The amount itself is not new. The total settlement between Sun and Microsoft was even far greater, but I also recall announcements that suggested that $900 million was the Java-related part. Should Oracle really have attributed the entire $900 million amount to "fragmentation", that would be a bit narrow. The settlement probably included a far-reaching license to various intellectual property rights.
But the fact that Oracle brings up this kind of amount in its litigation with Google indicates to me that Oracle is, as I recently already figured, looking for a settlement with Google that would be similarly big as its recent damage award in the SAP case. We're talking about, potentially, billions....
Assuming this case goes to trial and Oracle obtains an injunction, I think Google will have to do two things (short of rewriting its entire virtual machine to steer clear of infringement of any Oracle intellectual property):
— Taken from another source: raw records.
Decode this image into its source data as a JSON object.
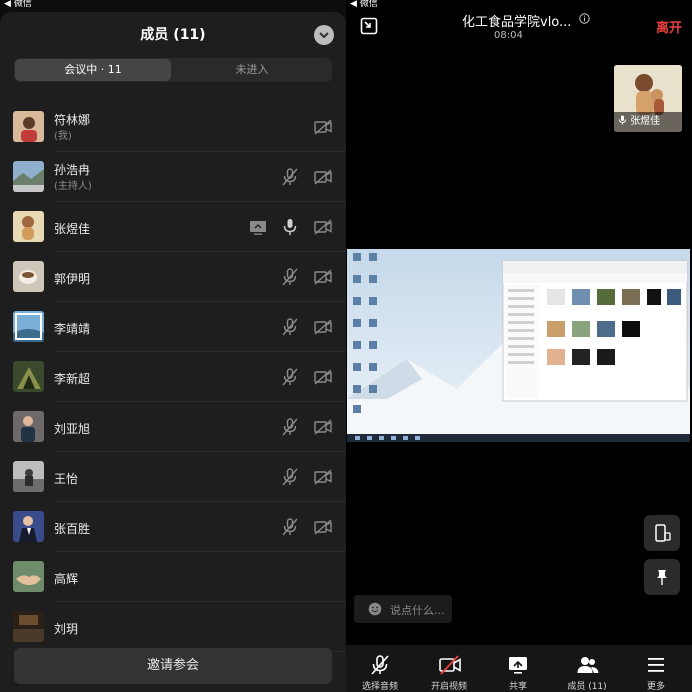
{
  "status": {
    "left_back": "◀ 微信",
    "right_back": "◀ 微信"
  },
  "members_panel": {
    "title": "成员 (11)",
    "tabs": [
      {
        "label": "会议中 · 11"
      },
      {
        "label": "未进入"
      }
    ],
    "members": [
      {
        "name": "符林娜",
        "sub": "(我)",
        "avatar": "portrait"
      },
      {
        "name": "孙浩冉",
        "sub": "(主持人)",
        "avatar": "landscape"
      },
      {
        "name": "张煜佳",
        "sub": "",
        "avatar": "pet"
      },
      {
        "name": "郭伊明",
        "sub": "",
        "avatar": "cup"
      },
      {
        "name": "李靖靖",
        "sub": "",
        "avatar": "sky"
      },
      {
        "name": "李新超",
        "sub": "",
        "avatar": "leaves"
      },
      {
        "name": "刘亚旭",
        "sub": "",
        "avatar": "person"
      },
      {
        "name": "王怡",
        "sub": "",
        "avatar": "street"
      },
      {
        "name": "张百胜",
        "sub": "",
        "avatar": "suit"
      },
      {
        "name": "高辉",
        "sub": "",
        "avatar": "handshake"
      },
      {
        "name": "刘玥",
        "sub": "",
        "avatar": "dark"
      }
    ],
    "invite_label": "邀请参会"
  },
  "meeting": {
    "title": "化工食品学院vlo...",
    "timer": "08:04",
    "leave_label": "离开",
    "speaker_name": "张煜佳",
    "chat_placeholder": "说点什么...",
    "toolbar": [
      {
        "label": "选择音频",
        "icon": "mic-muted-icon"
      },
      {
        "label": "开启视频",
        "icon": "camera-off-icon"
      },
      {
        "label": "共享",
        "icon": "share-screen-icon"
      },
      {
        "label": "成员 (11)",
        "icon": "members-icon"
      },
      {
        "label": "更多",
        "icon": "menu-icon"
      }
    ]
  },
  "colors": {
    "leave": "#e9413f",
    "panel": "#1e1e1e",
    "muted_icon": "#8a8a8a"
  }
}
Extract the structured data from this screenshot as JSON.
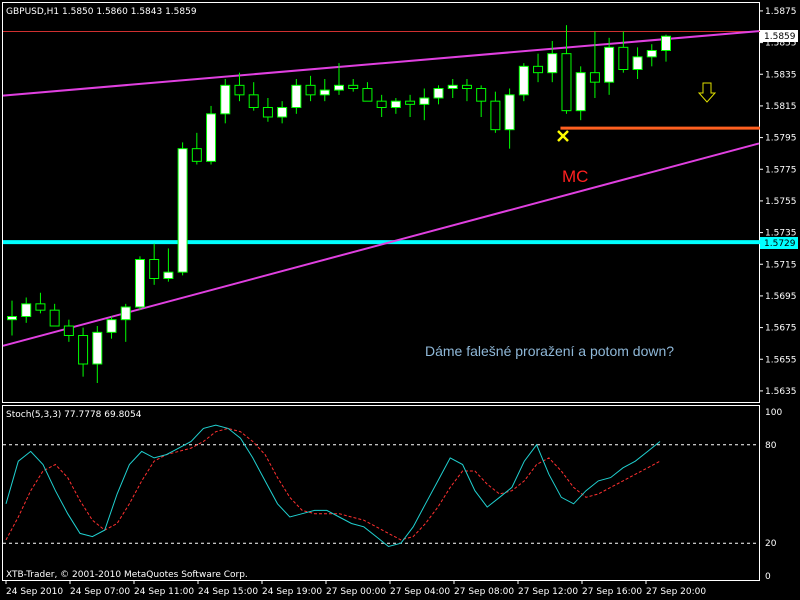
{
  "window": {
    "header_text": "GBPUSD,H1  1.5850 1.5860 1.5843 1.5859",
    "footer_text": "XTB-Trader, © 2001-2010 MetaQuotes Software Corp."
  },
  "colors": {
    "background": "#000000",
    "bull_candle_body": "#ffffff",
    "bear_candle_body": "#000000",
    "candle_wick": "#00ff00",
    "trendline": "#e040e0",
    "support_line": "#00ffff",
    "resistance_line": "#ff6020",
    "top_line": "#d03030",
    "annotation_mc": "#ff2020",
    "annotation_text": "#8fb8d8",
    "marker": "#ffff00",
    "stoch_main": "#20d0d0",
    "stoch_signal": "#ff3030"
  },
  "annotations": {
    "mc_label": "MC",
    "comment": "Dáme falešné proražení a potom down?",
    "marker_icon": "x-marker-icon",
    "arrow_icon": "arrow-down-icon"
  },
  "price_tags": {
    "current": "1.5859",
    "support": "1.5729"
  },
  "stoch_header": "Stoch(5,3,3) 77.7778 69.8054",
  "chart_data": {
    "type": "candlestick",
    "symbol": "GBPUSD",
    "timeframe": "H1",
    "y_ticks": [
      "1.5875",
      "1.5855",
      "1.5835",
      "1.5815",
      "1.5795",
      "1.5775",
      "1.5755",
      "1.5735",
      "1.5715",
      "1.5695",
      "1.5675",
      "1.5655",
      "1.5635"
    ],
    "ylim": [
      1.5628,
      1.588
    ],
    "x_ticks": [
      "24 Sep 2010",
      "24 Sep 07:00",
      "24 Sep 11:00",
      "24 Sep 15:00",
      "24 Sep 19:00",
      "27 Sep 00:00",
      "27 Sep 04:00",
      "27 Sep 08:00",
      "27 Sep 12:00",
      "27 Sep 16:00",
      "27 Sep 20:00"
    ],
    "candles": [
      {
        "o": 1.568,
        "h": 1.5692,
        "l": 1.567,
        "c": 1.5682
      },
      {
        "o": 1.5682,
        "h": 1.5694,
        "l": 1.5678,
        "c": 1.569
      },
      {
        "o": 1.569,
        "h": 1.5697,
        "l": 1.5684,
        "c": 1.5686
      },
      {
        "o": 1.5686,
        "h": 1.569,
        "l": 1.5676,
        "c": 1.5676
      },
      {
        "o": 1.5676,
        "h": 1.568,
        "l": 1.5666,
        "c": 1.567
      },
      {
        "o": 1.567,
        "h": 1.5675,
        "l": 1.5644,
        "c": 1.5652
      },
      {
        "o": 1.5652,
        "h": 1.5676,
        "l": 1.564,
        "c": 1.5672
      },
      {
        "o": 1.5672,
        "h": 1.5682,
        "l": 1.5668,
        "c": 1.568
      },
      {
        "o": 1.568,
        "h": 1.569,
        "l": 1.5666,
        "c": 1.5688
      },
      {
        "o": 1.5688,
        "h": 1.572,
        "l": 1.5686,
        "c": 1.5718
      },
      {
        "o": 1.5718,
        "h": 1.5728,
        "l": 1.5702,
        "c": 1.5706
      },
      {
        "o": 1.5706,
        "h": 1.5725,
        "l": 1.5704,
        "c": 1.571
      },
      {
        "o": 1.571,
        "h": 1.5792,
        "l": 1.5708,
        "c": 1.5788
      },
      {
        "o": 1.5788,
        "h": 1.5798,
        "l": 1.5778,
        "c": 1.578
      },
      {
        "o": 1.578,
        "h": 1.5815,
        "l": 1.5778,
        "c": 1.581
      },
      {
        "o": 1.581,
        "h": 1.5832,
        "l": 1.5804,
        "c": 1.5828
      },
      {
        "o": 1.5828,
        "h": 1.5836,
        "l": 1.5818,
        "c": 1.5822
      },
      {
        "o": 1.5822,
        "h": 1.583,
        "l": 1.5812,
        "c": 1.5814
      },
      {
        "o": 1.5814,
        "h": 1.582,
        "l": 1.5805,
        "c": 1.5808
      },
      {
        "o": 1.5808,
        "h": 1.5818,
        "l": 1.5804,
        "c": 1.5814
      },
      {
        "o": 1.5814,
        "h": 1.5832,
        "l": 1.581,
        "c": 1.5828
      },
      {
        "o": 1.5828,
        "h": 1.5834,
        "l": 1.5818,
        "c": 1.5822
      },
      {
        "o": 1.5822,
        "h": 1.5832,
        "l": 1.5818,
        "c": 1.5825
      },
      {
        "o": 1.5825,
        "h": 1.5842,
        "l": 1.5822,
        "c": 1.5828
      },
      {
        "o": 1.5828,
        "h": 1.5832,
        "l": 1.5824,
        "c": 1.5826
      },
      {
        "o": 1.5826,
        "h": 1.583,
        "l": 1.5818,
        "c": 1.5818
      },
      {
        "o": 1.5818,
        "h": 1.5822,
        "l": 1.5808,
        "c": 1.5814
      },
      {
        "o": 1.5814,
        "h": 1.582,
        "l": 1.581,
        "c": 1.5818
      },
      {
        "o": 1.5818,
        "h": 1.5822,
        "l": 1.5808,
        "c": 1.5816
      },
      {
        "o": 1.5816,
        "h": 1.5826,
        "l": 1.5806,
        "c": 1.582
      },
      {
        "o": 1.582,
        "h": 1.5828,
        "l": 1.5816,
        "c": 1.5826
      },
      {
        "o": 1.5826,
        "h": 1.5832,
        "l": 1.582,
        "c": 1.5828
      },
      {
        "o": 1.5828,
        "h": 1.5832,
        "l": 1.5818,
        "c": 1.5826
      },
      {
        "o": 1.5826,
        "h": 1.5828,
        "l": 1.5808,
        "c": 1.5818
      },
      {
        "o": 1.5818,
        "h": 1.5824,
        "l": 1.5798,
        "c": 1.58
      },
      {
        "o": 1.58,
        "h": 1.5826,
        "l": 1.5788,
        "c": 1.5822
      },
      {
        "o": 1.5822,
        "h": 1.5842,
        "l": 1.5818,
        "c": 1.584
      },
      {
        "o": 1.584,
        "h": 1.5848,
        "l": 1.583,
        "c": 1.5836
      },
      {
        "o": 1.5836,
        "h": 1.5856,
        "l": 1.583,
        "c": 1.5848
      },
      {
        "o": 1.5848,
        "h": 1.5866,
        "l": 1.581,
        "c": 1.5812
      },
      {
        "o": 1.5812,
        "h": 1.584,
        "l": 1.5806,
        "c": 1.5836
      },
      {
        "o": 1.5836,
        "h": 1.5862,
        "l": 1.582,
        "c": 1.583
      },
      {
        "o": 1.583,
        "h": 1.5858,
        "l": 1.5822,
        "c": 1.5852
      },
      {
        "o": 1.5852,
        "h": 1.5862,
        "l": 1.5836,
        "c": 1.5838
      },
      {
        "o": 1.5838,
        "h": 1.5852,
        "l": 1.5832,
        "c": 1.5846
      },
      {
        "o": 1.5846,
        "h": 1.5854,
        "l": 1.584,
        "c": 1.585
      },
      {
        "o": 1.585,
        "h": 1.586,
        "l": 1.5843,
        "c": 1.5859
      }
    ],
    "horizontal_lines": [
      {
        "name": "support",
        "price": 1.5729
      },
      {
        "name": "top",
        "price": 1.5862
      }
    ],
    "resistance_segment": {
      "price": 1.5801,
      "from_index": 39
    },
    "trendlines": [
      {
        "name": "upper",
        "p1": [
          0,
          1.5822
        ],
        "p2": [
          47,
          1.5858
        ]
      },
      {
        "name": "lower",
        "p1": [
          0,
          1.5665
        ],
        "p2": [
          47,
          1.5778
        ]
      }
    ],
    "stochastic": {
      "params": "5,3,3",
      "main": 77.7778,
      "signal": 69.8054,
      "levels": [
        20,
        80
      ],
      "ylim": [
        0,
        100
      ],
      "y_ticks": [
        "100",
        "80",
        "20",
        "0"
      ],
      "main_values": [
        44,
        70,
        76,
        68,
        52,
        38,
        26,
        24,
        28,
        50,
        68,
        76,
        72,
        74,
        78,
        82,
        90,
        92,
        90,
        84,
        72,
        58,
        44,
        36,
        38,
        40,
        40,
        36,
        32,
        30,
        24,
        18,
        20,
        30,
        44,
        58,
        72,
        68,
        52,
        42,
        48,
        54,
        70,
        80,
        62,
        48,
        44,
        52,
        58,
        60,
        66,
        70,
        76,
        82
      ],
      "signal_values": [
        22,
        36,
        52,
        64,
        68,
        60,
        46,
        34,
        28,
        32,
        44,
        58,
        70,
        74,
        76,
        78,
        82,
        88,
        90,
        88,
        82,
        74,
        60,
        48,
        40,
        38,
        38,
        38,
        36,
        34,
        30,
        26,
        22,
        24,
        32,
        42,
        54,
        64,
        64,
        56,
        50,
        52,
        58,
        68,
        72,
        64,
        54,
        48,
        50,
        54,
        58,
        62,
        66,
        70
      ]
    }
  }
}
Pay a very significant per-copy royalty to Oracle -- possibly higher than all of Google's current Android-related revenues, in which case Google would have to change its Android business model and start to charge device makers per-unit license fees (assuming, of course, that Google wants to operate Android in an economically viable way and not just turn it into a "loss leader" in its portfolio).
- Formally recognize Oracle's control over Java and make at least some reasonably significant modifications to its code in order to reduce or eliminate the "fragmentation" issue Oracle complains about.
Google in the end was vindicated as to being a "willful infringer", there were no treble damages, and in fact no damages at all, and it ended up with the jury ruling that Google was 100% innocent of *any* patent infringement, so no injunction, no license royalties, no adjusted business model, no doom and gloom. Would you have even thought that was conceivable as an outcome, if all you read was FOSSPatents?
All those lists of possible or probable doom did not come true. But look at the repetitive implications that doom would befall Google, that it deserved it, that were put out there in public and repeated by journalists over and over as if they were credible, so much so that when Google won, many journalists were totally astonished. Smears can leave a mark on the victim, sometimes long after a victory in the courtroom.
I mean, where does Google go to get its good name back after a torrent of articles like that, repeating over and over how much money it might have to pay in damages, maybe tripled for willfulness, and how even the judge suspected it of wrongdoing, etc. and so forth? People tend to think if there's smoke, there must be some fire somewhere. So real damage was done.
Was it just factual reporting? Like I say, you be the judge. But when I read him frothing at the mouth about being misquoted or misunderstood or whatever his rant was about, all I could think was, what about Google? Imagine what it was put through, and for what?
I made the links footnotes for a reason. I wanted you to be able to check that the articles are accurately quoted if you are inclined, but because we have a lot of readers of Groklaw, I didn't want to add to his stats by just casual linking.